* Problem to work on
Determine how many lines in the entries below contain "mnemonic", and output only that number.

* Information supplied

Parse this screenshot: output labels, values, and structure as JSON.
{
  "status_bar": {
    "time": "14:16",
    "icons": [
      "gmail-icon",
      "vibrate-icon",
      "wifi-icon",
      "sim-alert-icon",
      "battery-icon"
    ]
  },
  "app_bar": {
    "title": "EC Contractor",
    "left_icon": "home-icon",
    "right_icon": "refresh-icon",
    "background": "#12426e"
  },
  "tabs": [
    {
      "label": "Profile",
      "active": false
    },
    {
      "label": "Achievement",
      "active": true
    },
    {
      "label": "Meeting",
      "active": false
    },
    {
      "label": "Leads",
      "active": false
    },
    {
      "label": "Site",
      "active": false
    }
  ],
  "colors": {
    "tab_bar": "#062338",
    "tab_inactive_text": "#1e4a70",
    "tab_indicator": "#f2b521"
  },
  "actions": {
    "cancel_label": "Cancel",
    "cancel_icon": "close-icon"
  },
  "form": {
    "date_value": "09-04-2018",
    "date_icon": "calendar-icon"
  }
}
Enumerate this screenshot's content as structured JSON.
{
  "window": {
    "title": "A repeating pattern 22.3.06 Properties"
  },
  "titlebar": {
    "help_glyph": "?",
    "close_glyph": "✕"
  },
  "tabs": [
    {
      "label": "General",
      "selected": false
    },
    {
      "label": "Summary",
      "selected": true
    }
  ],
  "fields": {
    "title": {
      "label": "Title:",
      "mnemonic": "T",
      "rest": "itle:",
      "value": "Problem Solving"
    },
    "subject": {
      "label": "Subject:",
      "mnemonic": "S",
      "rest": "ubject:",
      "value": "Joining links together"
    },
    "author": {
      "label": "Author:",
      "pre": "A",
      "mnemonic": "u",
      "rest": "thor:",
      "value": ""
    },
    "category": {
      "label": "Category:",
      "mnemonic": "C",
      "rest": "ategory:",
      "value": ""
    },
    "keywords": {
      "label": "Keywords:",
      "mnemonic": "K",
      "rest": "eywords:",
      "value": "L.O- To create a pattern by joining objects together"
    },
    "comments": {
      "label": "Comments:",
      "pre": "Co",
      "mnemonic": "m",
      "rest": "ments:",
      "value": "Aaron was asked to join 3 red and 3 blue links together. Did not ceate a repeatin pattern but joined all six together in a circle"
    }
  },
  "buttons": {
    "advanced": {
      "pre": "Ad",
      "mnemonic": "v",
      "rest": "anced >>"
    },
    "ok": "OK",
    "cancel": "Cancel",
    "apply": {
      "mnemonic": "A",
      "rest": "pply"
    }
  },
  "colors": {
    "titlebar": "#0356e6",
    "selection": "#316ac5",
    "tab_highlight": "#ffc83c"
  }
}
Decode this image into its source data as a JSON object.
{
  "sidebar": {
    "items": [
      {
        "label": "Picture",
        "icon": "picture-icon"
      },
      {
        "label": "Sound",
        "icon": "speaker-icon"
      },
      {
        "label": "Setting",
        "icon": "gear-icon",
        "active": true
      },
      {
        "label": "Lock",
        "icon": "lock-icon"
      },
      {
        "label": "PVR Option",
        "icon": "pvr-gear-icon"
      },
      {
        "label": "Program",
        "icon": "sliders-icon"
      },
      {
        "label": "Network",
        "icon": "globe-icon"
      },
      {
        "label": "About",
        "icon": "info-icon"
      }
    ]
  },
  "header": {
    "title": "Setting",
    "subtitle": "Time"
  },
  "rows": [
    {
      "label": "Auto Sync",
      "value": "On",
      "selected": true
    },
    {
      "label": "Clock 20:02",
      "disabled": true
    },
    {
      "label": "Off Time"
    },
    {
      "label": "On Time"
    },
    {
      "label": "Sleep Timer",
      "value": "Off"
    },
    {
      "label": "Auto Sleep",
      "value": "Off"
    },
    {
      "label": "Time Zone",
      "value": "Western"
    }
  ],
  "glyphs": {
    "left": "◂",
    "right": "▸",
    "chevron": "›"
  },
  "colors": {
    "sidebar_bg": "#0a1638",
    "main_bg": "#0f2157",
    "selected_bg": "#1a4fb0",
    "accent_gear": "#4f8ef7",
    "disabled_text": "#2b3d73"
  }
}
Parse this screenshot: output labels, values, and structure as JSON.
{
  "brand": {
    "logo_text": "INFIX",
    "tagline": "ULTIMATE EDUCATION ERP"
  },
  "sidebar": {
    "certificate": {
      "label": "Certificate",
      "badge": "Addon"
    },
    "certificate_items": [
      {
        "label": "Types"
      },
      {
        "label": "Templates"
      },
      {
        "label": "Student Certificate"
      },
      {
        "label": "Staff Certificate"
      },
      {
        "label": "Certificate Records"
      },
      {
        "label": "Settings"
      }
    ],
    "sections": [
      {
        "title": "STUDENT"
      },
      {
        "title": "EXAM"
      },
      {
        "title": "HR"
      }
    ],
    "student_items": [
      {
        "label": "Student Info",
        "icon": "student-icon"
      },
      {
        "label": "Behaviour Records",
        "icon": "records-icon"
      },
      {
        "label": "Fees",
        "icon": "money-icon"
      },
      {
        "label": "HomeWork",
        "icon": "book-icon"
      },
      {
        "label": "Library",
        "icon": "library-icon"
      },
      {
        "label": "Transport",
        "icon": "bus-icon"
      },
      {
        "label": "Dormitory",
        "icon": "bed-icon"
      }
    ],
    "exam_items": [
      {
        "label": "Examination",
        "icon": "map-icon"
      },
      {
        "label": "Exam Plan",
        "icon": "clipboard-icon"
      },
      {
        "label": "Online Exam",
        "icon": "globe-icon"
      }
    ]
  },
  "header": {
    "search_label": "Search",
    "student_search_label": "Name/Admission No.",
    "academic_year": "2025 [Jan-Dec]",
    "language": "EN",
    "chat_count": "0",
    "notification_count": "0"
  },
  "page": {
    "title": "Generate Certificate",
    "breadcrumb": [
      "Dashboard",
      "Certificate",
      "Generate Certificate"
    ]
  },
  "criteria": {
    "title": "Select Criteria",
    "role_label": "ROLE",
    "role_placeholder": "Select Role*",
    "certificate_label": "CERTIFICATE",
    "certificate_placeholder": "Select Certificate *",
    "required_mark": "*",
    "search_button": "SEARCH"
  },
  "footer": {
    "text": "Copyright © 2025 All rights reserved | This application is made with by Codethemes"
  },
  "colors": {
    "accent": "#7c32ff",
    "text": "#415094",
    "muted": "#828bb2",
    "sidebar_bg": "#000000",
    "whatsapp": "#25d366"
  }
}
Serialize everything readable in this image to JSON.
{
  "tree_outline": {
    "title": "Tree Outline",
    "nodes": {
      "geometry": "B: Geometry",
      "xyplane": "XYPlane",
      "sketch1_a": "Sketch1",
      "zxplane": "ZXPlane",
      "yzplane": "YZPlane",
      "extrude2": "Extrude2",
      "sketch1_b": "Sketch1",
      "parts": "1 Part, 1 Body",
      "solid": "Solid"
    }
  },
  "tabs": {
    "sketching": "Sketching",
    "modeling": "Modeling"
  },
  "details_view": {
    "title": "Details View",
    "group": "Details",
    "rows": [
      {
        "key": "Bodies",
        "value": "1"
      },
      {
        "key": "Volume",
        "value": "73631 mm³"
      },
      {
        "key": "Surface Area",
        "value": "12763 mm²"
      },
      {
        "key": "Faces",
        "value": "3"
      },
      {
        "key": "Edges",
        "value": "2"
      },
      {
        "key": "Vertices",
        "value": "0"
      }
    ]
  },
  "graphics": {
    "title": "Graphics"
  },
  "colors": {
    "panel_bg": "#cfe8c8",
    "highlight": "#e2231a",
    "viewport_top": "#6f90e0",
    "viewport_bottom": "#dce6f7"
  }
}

* The completed task
8